The Photo Message Gun With for iOS

This is another example of using to turn tedium into simplicity (see this recent post for other examples). It also demonstrates the control flow actions.

Here’s the user story: I like to send photo messages to people but I really don’t need (or want) to use group messaging if they don’t know each other. Being forced to compose the same message multiple times usually means I leave some people out. I want to write a message once, attach some photos, and send it in one go.

Repetitive tasks like this are prime for automation. Let’s fire up Workflow for iOS and solve this problem.

We start by asking for some input. First we ask for a photo and then immediately save that to a variable for later. We follow up by asking for a text message that will be sent to everyone and add that to the same variable.

Ask for the message

This is a valuable trait of variables. They can contain several different kinds of data in a single variable. For example, a photo and some text.

Next up, we generate the list of recipients to choose from. This list can be any kind of text and doesn’t need to match anything in your Contacts. We pass the list into a “Choose from List” prompt. The real key to this workflow is that little optional toggle to allow multiple selections.

Popup List

When this workflow runs, we’ll get a nice little list to choose from and we can select one or more people to receive the same message and photo.

The List

The selections from this list get saved into a new variable that we are going to test over and over, checking to see who the message should go to.

Checking the selection

The workflow checks the input for a name using the “If” control flow action. If the name exists then the user must have selected it. In that case, we read from the variable “SendPhoto” using the “Get Variable” action and then create a new text message with it. If the name doesn’t exist in the selection, we move on to the next action, which is a new “If” block. will not automatically send the message, which I think is a feature. It populates the message and then waits for you to edit and send the message. It’s a nice way to quickly personalize an automated message.1

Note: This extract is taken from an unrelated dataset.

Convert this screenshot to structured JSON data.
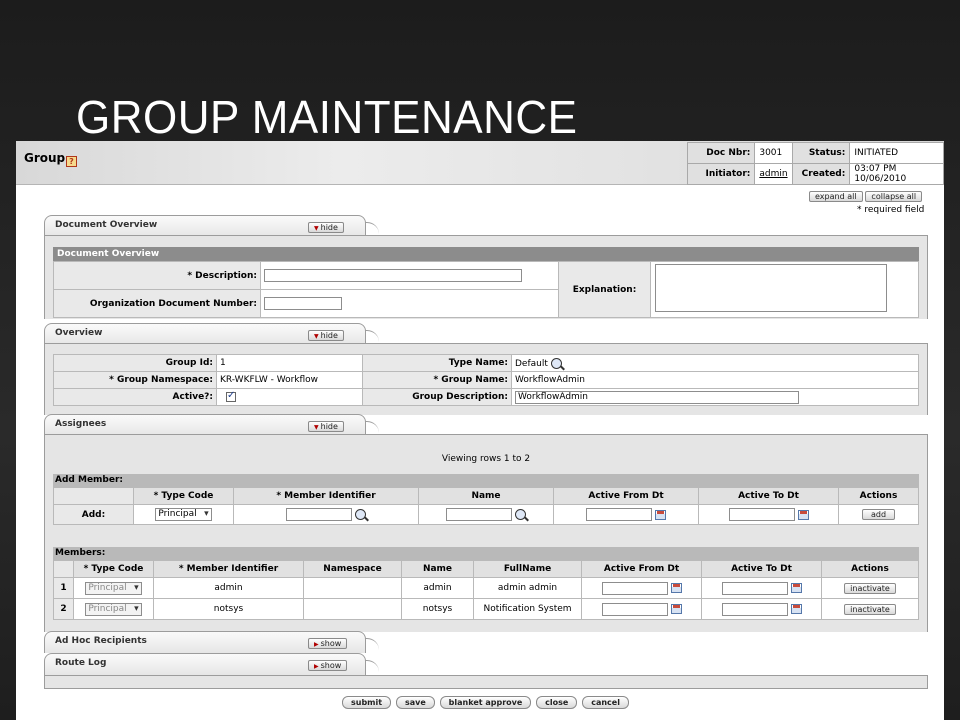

The rest of the workflow is pretty much identical. Just keep recalling the variable with the list selection and test it for a name. If the variable contains the name, then send that person the same message.

You can download the workflow here.

Here’s the entire workflow in a ridiculously long image:

  1. Hey, I never claimed to be some sort of hero. ↩︎